---- Source material
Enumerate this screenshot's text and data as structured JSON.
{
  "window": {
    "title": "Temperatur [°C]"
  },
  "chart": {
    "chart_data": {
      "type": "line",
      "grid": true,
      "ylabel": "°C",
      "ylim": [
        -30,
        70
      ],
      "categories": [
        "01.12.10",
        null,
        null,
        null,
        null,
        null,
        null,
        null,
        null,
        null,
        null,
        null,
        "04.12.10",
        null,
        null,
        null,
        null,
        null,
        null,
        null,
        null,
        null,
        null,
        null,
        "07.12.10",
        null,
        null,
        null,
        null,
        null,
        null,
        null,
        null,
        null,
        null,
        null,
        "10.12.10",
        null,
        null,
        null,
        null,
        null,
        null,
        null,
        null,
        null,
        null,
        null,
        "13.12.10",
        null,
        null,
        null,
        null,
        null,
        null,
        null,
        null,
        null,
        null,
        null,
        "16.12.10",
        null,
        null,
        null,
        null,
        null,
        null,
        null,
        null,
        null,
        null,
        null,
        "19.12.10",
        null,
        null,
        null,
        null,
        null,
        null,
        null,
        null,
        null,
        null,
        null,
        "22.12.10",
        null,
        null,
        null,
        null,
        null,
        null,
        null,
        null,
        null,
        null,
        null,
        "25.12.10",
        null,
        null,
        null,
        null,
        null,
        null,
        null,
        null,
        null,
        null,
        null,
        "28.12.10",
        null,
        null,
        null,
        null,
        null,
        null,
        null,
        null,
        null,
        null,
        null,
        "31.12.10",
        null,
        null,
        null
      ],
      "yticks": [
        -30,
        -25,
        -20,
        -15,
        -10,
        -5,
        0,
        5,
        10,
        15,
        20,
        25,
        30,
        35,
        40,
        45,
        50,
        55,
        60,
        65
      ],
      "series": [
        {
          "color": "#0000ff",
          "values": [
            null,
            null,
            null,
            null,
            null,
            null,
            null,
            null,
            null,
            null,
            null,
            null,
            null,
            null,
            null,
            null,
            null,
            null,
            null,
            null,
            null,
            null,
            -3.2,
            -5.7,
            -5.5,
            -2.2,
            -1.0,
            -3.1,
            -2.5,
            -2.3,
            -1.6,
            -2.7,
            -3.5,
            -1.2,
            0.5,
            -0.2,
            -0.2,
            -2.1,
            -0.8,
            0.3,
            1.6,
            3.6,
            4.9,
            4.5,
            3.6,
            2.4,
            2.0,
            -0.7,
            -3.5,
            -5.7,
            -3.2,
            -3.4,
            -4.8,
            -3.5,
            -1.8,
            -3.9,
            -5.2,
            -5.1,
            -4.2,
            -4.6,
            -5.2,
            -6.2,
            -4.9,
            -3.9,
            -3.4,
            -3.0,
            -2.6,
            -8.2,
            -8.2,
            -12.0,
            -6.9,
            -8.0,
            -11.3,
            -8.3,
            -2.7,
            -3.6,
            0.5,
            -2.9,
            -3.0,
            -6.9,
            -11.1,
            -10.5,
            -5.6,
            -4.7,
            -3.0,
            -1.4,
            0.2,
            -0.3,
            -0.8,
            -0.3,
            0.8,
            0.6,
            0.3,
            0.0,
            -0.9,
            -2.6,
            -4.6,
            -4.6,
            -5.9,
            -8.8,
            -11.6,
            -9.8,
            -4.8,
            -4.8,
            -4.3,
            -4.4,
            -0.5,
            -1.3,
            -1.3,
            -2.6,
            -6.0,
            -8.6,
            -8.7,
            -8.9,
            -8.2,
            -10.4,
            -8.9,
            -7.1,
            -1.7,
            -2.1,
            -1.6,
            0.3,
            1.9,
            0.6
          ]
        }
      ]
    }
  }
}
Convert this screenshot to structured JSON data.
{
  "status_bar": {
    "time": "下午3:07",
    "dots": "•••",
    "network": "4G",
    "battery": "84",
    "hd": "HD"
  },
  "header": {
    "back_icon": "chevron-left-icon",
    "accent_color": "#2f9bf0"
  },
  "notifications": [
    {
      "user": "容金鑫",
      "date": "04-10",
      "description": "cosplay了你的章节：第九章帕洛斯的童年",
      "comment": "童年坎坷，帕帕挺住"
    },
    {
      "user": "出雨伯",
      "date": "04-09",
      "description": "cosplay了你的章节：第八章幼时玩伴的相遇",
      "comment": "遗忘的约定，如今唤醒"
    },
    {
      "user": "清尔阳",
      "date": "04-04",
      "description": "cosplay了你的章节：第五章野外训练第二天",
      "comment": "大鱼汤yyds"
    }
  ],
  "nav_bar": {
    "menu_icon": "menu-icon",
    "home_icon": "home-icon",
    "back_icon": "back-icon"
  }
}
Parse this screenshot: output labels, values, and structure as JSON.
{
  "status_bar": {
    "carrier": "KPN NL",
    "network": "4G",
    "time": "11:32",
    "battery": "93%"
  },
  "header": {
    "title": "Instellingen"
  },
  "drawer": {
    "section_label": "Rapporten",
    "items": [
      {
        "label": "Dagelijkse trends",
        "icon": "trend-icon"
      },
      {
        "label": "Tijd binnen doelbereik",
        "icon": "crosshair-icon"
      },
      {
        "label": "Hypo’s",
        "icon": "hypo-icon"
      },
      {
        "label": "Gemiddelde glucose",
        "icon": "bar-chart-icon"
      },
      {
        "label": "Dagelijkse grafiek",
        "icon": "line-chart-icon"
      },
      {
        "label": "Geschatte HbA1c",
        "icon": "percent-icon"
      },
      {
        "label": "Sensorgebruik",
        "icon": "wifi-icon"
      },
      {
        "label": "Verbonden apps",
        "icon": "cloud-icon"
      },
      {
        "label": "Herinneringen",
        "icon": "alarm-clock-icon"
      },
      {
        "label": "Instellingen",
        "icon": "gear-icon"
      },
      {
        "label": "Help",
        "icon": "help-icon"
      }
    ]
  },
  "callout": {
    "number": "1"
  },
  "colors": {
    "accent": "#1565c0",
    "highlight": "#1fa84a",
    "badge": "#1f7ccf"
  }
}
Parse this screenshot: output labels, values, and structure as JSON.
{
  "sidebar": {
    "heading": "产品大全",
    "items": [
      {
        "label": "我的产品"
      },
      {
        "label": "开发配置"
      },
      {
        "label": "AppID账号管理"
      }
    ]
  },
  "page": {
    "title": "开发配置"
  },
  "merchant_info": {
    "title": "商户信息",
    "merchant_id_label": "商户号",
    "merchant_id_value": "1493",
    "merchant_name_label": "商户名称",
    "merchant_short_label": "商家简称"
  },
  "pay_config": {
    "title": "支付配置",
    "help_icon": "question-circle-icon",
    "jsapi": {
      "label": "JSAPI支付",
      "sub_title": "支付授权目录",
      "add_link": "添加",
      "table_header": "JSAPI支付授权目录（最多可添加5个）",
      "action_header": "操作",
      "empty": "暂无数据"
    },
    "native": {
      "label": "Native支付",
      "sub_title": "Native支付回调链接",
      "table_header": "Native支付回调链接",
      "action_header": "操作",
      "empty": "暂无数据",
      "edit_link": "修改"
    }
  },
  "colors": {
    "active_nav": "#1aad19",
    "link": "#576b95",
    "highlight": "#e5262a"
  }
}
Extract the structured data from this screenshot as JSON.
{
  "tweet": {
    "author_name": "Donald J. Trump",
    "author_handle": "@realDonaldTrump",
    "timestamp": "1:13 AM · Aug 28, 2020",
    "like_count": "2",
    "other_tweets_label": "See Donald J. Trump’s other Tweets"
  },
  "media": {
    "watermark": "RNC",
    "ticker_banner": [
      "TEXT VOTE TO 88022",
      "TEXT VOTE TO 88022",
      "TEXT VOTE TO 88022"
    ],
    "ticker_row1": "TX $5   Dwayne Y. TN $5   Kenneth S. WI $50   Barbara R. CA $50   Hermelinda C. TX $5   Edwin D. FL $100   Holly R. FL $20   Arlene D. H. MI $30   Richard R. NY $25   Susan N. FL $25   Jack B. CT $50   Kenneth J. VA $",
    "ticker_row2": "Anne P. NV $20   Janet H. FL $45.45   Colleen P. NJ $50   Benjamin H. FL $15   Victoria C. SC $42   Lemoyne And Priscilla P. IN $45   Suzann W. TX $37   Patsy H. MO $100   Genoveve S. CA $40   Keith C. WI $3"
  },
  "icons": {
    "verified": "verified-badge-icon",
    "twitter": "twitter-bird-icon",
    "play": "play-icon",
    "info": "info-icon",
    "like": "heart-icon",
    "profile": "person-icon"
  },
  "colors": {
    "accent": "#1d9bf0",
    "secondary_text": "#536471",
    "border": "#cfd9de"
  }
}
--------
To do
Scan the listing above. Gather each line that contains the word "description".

Written response
      "description": "cosplay了你的章节：第九章帕洛斯的童年",
      "description": "cosplay了你的章节：第八章幼时玩伴的相遇",
      "description": "cosplay了你的章节：第五章野外训练第二天",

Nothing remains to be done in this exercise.